Items from an interface collection
== Segment start ==
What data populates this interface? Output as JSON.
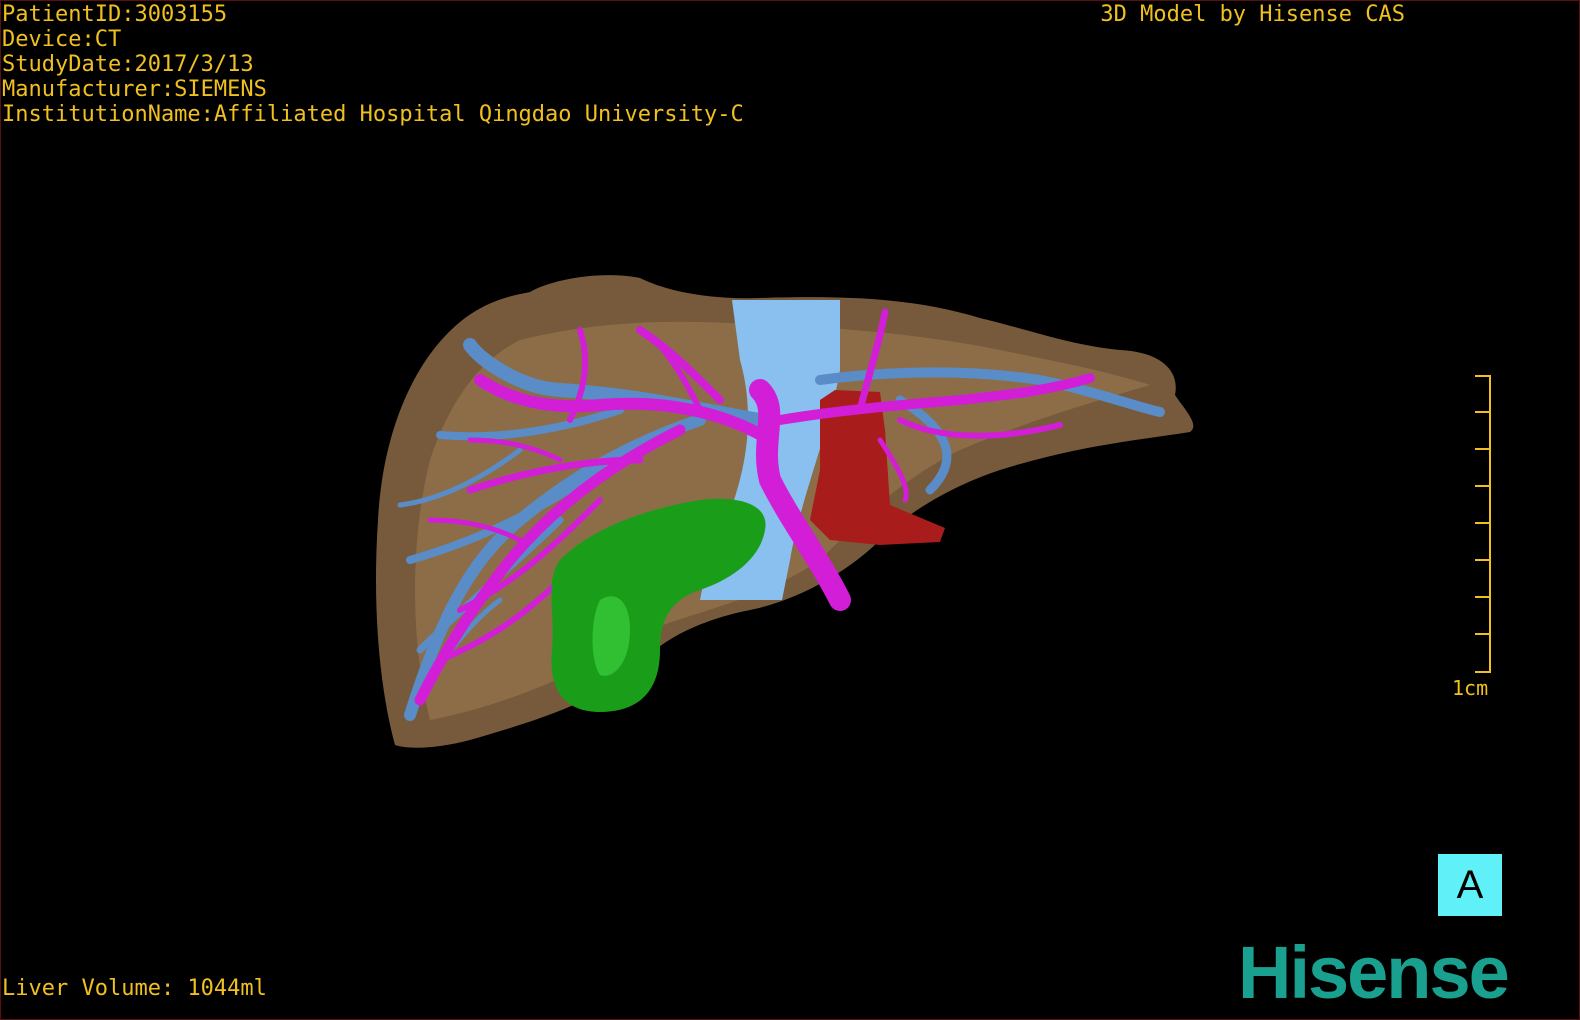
{
  "patient": {
    "id_line": "PatientID:3003155",
    "device_line": "Device:CT",
    "date_line": "StudyDate:2017/3/13",
    "manufacturer_line": "Manufacturer:SIEMENS",
    "institution_line": "InstitutionName:Affiliated Hospital Qingdao University-C"
  },
  "credit": "3D Model by Hisense CAS",
  "volume": "Liver Volume: 1044ml",
  "scale_label": "1cm",
  "orientation_label": "A",
  "logo_text": "Hisense",
  "colors": {
    "text": "#f0c020",
    "liver": "#8a6a45",
    "portal_vein": "#d020d8",
    "hepatic_vein": "#5a8cc8",
    "ivc": "#8ac0f0",
    "gallbladder": "#1fa01f",
    "aorta": "#b02020",
    "orientation_bg": "#5ff0f8",
    "logo": "#1aa08f"
  },
  "icons": {
    "orientation": "orientation-cube-icon",
    "scale": "scale-bar-icon"
  }
}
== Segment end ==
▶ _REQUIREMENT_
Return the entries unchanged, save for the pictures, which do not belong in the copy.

▶ _OUTPUT OF THE TASK_
What data populates this interface? Output as JSON.
{
  "patient": {
    "id_line": "PatientID:3003155",
    "device_line": "Device:CT",
    "date_line": "StudyDate:2017/3/13",
    "manufacturer_line": "Manufacturer:SIEMENS",
    "institution_line": "InstitutionName:Affiliated Hospital Qingdao University-C"
  },
  "credit": "3D Model by Hisense CAS",
  "volume": "Liver Volume: 1044ml",
  "scale_label": "1cm",
  "orientation_label": "A",
  "logo_text": "Hisense",
  "colors": {
    "text": "#f0c020",
    "liver": "#8a6a45",
    "portal_vein": "#d020d8",
    "hepatic_vein": "#5a8cc8",
    "ivc": "#8ac0f0",
    "gallbladder": "#1fa01f",
    "aorta": "#b02020",
    "orientation_bg": "#5ff0f8",
    "logo": "#1aa08f"
  },
  "icons": {
    "orientation": "orientation-cube-icon",
    "scale": "scale-bar-icon"
  }
}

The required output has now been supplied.